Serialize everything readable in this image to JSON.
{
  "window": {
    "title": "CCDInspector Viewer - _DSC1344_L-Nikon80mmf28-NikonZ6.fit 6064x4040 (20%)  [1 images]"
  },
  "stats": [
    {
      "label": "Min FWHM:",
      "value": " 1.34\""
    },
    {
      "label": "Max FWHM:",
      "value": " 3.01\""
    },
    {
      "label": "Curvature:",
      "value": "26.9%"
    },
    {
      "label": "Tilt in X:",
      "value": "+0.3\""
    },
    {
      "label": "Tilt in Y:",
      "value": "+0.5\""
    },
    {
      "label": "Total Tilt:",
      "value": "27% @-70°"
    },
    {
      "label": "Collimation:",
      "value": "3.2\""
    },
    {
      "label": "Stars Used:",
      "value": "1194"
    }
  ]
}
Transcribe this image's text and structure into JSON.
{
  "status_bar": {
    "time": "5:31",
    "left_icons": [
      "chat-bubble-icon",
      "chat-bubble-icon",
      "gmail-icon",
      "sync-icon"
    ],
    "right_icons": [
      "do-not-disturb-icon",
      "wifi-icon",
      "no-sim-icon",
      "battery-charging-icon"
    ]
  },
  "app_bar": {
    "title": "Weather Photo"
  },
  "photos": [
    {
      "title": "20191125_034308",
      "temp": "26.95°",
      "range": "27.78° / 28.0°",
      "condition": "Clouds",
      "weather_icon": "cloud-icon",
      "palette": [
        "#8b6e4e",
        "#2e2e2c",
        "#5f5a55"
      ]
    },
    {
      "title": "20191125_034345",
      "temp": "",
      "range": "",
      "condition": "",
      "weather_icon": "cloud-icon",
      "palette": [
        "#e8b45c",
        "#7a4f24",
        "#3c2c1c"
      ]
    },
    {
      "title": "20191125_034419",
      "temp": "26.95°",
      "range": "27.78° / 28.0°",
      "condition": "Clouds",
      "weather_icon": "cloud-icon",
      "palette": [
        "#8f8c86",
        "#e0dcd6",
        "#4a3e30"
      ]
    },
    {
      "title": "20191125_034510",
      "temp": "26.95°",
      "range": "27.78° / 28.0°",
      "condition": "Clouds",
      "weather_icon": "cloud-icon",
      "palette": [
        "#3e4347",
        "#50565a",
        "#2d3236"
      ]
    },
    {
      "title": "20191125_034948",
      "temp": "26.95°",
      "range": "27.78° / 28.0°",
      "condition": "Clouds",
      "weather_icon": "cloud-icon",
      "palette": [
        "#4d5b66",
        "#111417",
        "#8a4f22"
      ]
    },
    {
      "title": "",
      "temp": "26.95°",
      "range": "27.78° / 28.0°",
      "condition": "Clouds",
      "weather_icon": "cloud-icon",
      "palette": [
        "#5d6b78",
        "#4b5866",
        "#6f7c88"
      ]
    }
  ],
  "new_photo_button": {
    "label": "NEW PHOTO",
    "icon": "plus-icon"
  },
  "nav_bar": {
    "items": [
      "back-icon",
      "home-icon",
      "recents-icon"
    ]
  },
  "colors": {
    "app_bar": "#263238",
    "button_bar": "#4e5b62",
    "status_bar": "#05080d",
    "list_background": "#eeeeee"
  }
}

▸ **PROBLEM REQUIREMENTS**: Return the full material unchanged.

▸ **RESPONSE AREA**:
Serialize everything readable in this image to JSON.
{
  "window": {
    "title": "CCDInspector Viewer - _DSC1344_L-Nikon80mmf28-NikonZ6.fit 6064x4040 (20%)  [1 images]"
  },
  "stats": [
    {
      "label": "Min FWHM:",
      "value": " 1.34\""
    },
    {
      "label": "Max FWHM:",
      "value": " 3.01\""
    },
    {
      "label": "Curvature:",
      "value": "26.9%"
    },
    {
      "label": "Tilt in X:",
      "value": "+0.3\""
    },
    {
      "label": "Tilt in Y:",
      "value": "+0.5\""
    },
    {
      "label": "Total Tilt:",
      "value": "27% @-70°"
    },
    {
      "label": "Collimation:",
      "value": "3.2\""
    },
    {
      "label": "Stars Used:",
      "value": "1194"
    }
  ]
}
Transcribe this image's text and structure into JSON.
{
  "status_bar": {
    "time": "5:31",
    "left_icons": [
      "chat-bubble-icon",
      "chat-bubble-icon",
      "gmail-icon",
      "sync-icon"
    ],
    "right_icons": [
      "do-not-disturb-icon",
      "wifi-icon",
      "no-sim-icon",
      "battery-charging-icon"
    ]
  },
  "app_bar": {
    "title": "Weather Photo"
  },
  "photos": [
    {
      "title": "20191125_034308",
      "temp": "26.95°",
      "range": "27.78° / 28.0°",
      "condition": "Clouds",
      "weather_icon": "cloud-icon",
      "palette": [
        "#8b6e4e",
        "#2e2e2c",
        "#5f5a55"
      ]
    },
    {
      "title": "20191125_034345",
      "temp": "",
      "range": "",
      "condition": "",
      "weather_icon": "cloud-icon",
      "palette": [
        "#e8b45c",
        "#7a4f24",
        "#3c2c1c"
      ]
    },
    {
      "title": "20191125_034419",
      "temp": "26.95°",
      "range": "27.78° / 28.0°",
      "condition": "Clouds",
      "weather_icon": "cloud-icon",
      "palette": [
        "#8f8c86",
        "#e0dcd6",
        "#4a3e30"
      ]
    },
    {
      "title": "20191125_034510",
      "temp": "26.95°",
      "range": "27.78° / 28.0°",
      "condition": "Clouds",
      "weather_icon": "cloud-icon",
      "palette": [
        "#3e4347",
        "#50565a",
        "#2d3236"
      ]
    },
    {
      "title": "20191125_034948",
      "temp": "26.95°",
      "range": "27.78° / 28.0°",
      "condition": "Clouds",
      "weather_icon": "cloud-icon",
      "palette": [
        "#4d5b66",
        "#111417",
        "#8a4f22"
      ]
    },
    {
      "title": "",
      "temp": "26.95°",
      "range": "27.78° / 28.0°",
      "condition": "Clouds",
      "weather_icon": "cloud-icon",
      "palette": [
        "#5d6b78",
        "#4b5866",
        "#6f7c88"
      ]
    }
  ],
  "new_photo_button": {
    "label": "NEW PHOTO",
    "icon": "plus-icon"
  },
  "nav_bar": {
    "items": [
      "back-icon",
      "home-icon",
      "recents-icon"
    ]
  },
  "colors": {
    "app_bar": "#263238",
    "button_bar": "#4e5b62",
    "status_bar": "#05080d",
    "list_background": "#eeeeee"
  }
}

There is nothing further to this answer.